China's Li Na created history on Saturday, when she became the first Asian woman to win a Grand Slam singles title.
Li Na beat last year's champion Francesca Schiavone 6-4, 7-6 for the French Open title and take her place in the pantheon of Chinese sports stars.
Sixth seed Li, who lost the Australian Open final earlier this year, grabbed Italian fifth seed Schiavone's tactics sheet and ripped it apart in a confident display of power and accuracy.
Image: Li Na of China poses with the trophy after winning her women's final against Francesca Schiavone of Italy at the French Open on Saturday
Li hopes the win to boost growth of tennis in China
Li, who beat hard hitters Victoria Azarenka and Maria Sharapova en route to the final, built her success on her flat baseline strokes and accurate serve as she dictated the points and sent Schiavone scurrying around the red dirt arena.
It was a thrilling display of shot-making from the Chinese player who has said she hopes that by winning a Grand Slam title she will act as a catalyst for the growth of tennis in her giant homeland.
Image: Li Na poses with her French Open trophy
'I was nervous but I did not want to show it'
Schiavone struggled to hit her stride but grew in confidence in the second set as Li wobbled having moved a break ahead.
However, the Italian's fingers were ripped away from the trophy in emphatic style as Li raced through the tiebreak without dropping a point.
"I was up 4-2 and she tried to come back and I thought 'ok you've got to stand up', and I made it", Li, who fell backwards to the clay and put her hands to her face in celebration, said courtside. "I was nervous but I did not want to show it, I was cheating a little bit."
Image: Li Na reacts after winning her women's final against Francesca Schiavone
'She has played really well today'
Schiavone was looking to her claycourt expertise and experience of winning here last year to make the difference, while Li said that having played and lost a Grand Slam final already this year in Australia would help her confidence.
Schiavone, who was bidding to become the sixth woman to retain the Roland Garros title since tennis turned professional in 1968, put on a brave face.
"It's really tough, but I have to say congratulations to Li Na because she improved this year and she played really well today," the 30-year-old Milanese said.
Image: Li Na of China (left) and Francesca Schiavone pose with their trophies
Li put Schiavone under pressure in the very first set
Right from the start Schiavone knew she was in for a scrap as Li, showing great composure, threatened to break in the opening game on a hot day.
Li levelled at 1-1 with more ease but both players started within themselves as the importance of the occasion sank in.
A netted volley and smart play from Li put Schiavone under pressure on her own serve in the fifth game and a wide forehand sparked the first break as the Australian Open runner-up went 3-2 ahead.
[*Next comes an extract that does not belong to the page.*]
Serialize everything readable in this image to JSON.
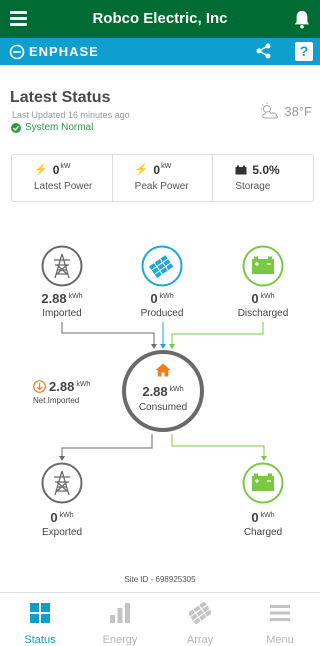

Schiavone, who herself became the first Italian woman to win a Grand Slam singles title here last year, doggedly stayed in the set but Li allowed few chances, taking the opener in 39 minutes in which she gave up just five points on serve.
Image: Li Na
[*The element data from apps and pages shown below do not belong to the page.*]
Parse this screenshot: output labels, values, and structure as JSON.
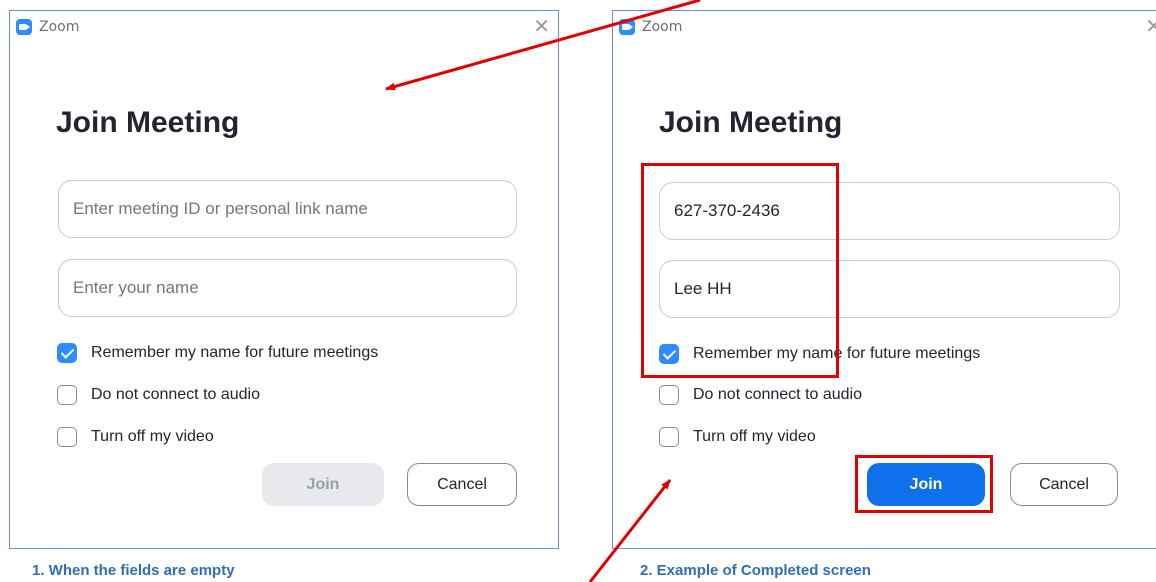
{
  "windows": [
    {
      "title": "Zoom",
      "heading": "Join Meeting",
      "meeting_id_placeholder": "Enter meeting ID or personal link name",
      "name_placeholder": "Enter your name",
      "options": [
        {
          "label": "Remember my name for future meetings",
          "checked": true
        },
        {
          "label": "Do not connect to audio",
          "checked": false
        },
        {
          "label": "Turn off my video",
          "checked": false
        }
      ],
      "join_label": "Join",
      "cancel_label": "Cancel",
      "close_glyph": "✕"
    },
    {
      "title": "Zoom",
      "heading": "Join Meeting",
      "meeting_id_value": "627-370-2436",
      "name_value": "Lee HH",
      "options": [
        {
          "label": "Remember my name for future meetings",
          "checked": true
        },
        {
          "label": "Do not connect to audio",
          "checked": false
        },
        {
          "label": "Turn off my video",
          "checked": false
        }
      ],
      "join_label": "Join",
      "cancel_label": "Cancel",
      "close_glyph": "✕"
    }
  ],
  "captions": {
    "left": "1. When the fields are empty",
    "right": "2. Example of Completed screen"
  },
  "colors": {
    "accent": "#0e71eb",
    "annotation": "#e00000",
    "caption": "#2f6fb5"
  },
  "icons": {
    "app": "zoom-app-icon",
    "close": "close-icon",
    "check": "checkmark-icon"
  }
}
Schiavone fended off numerous break points
Li showed remarkable tenacity by breaking immediately at the start of the second set with more lusty blows and then saving a break point against her in the following game.
Schiavone tried desperately to get a foothold, fending off a numerous break points.
Those wasted opportunities looked like proving costly for Li's hopes of claiming the title as she suddenly looked rattled and blazed a forehand wide to allow a pumped-up Schiavone to haul herself back to 4-4, much to the delight of her vocal fans.
Image: Francesca Schiavone plays a return
Li maintained calm to set up a tiebreaker
With Li serving at 5-6 and the crowd eagerly anticipating a deciding set Schiavone lost her cool when she ranted over a line call, pointing angrily at a mark in the clay.
Had that decision gone her way she would have earned herself a set point. Instead Li remained calm, held serve to set up a tiebreaker and with clearly no appetite for tea-time drama, reeled off seven consecutive points for a landmark victory.
Image: Li Na of China (right) speaks with the referee during her women's final against Francesca Schiavone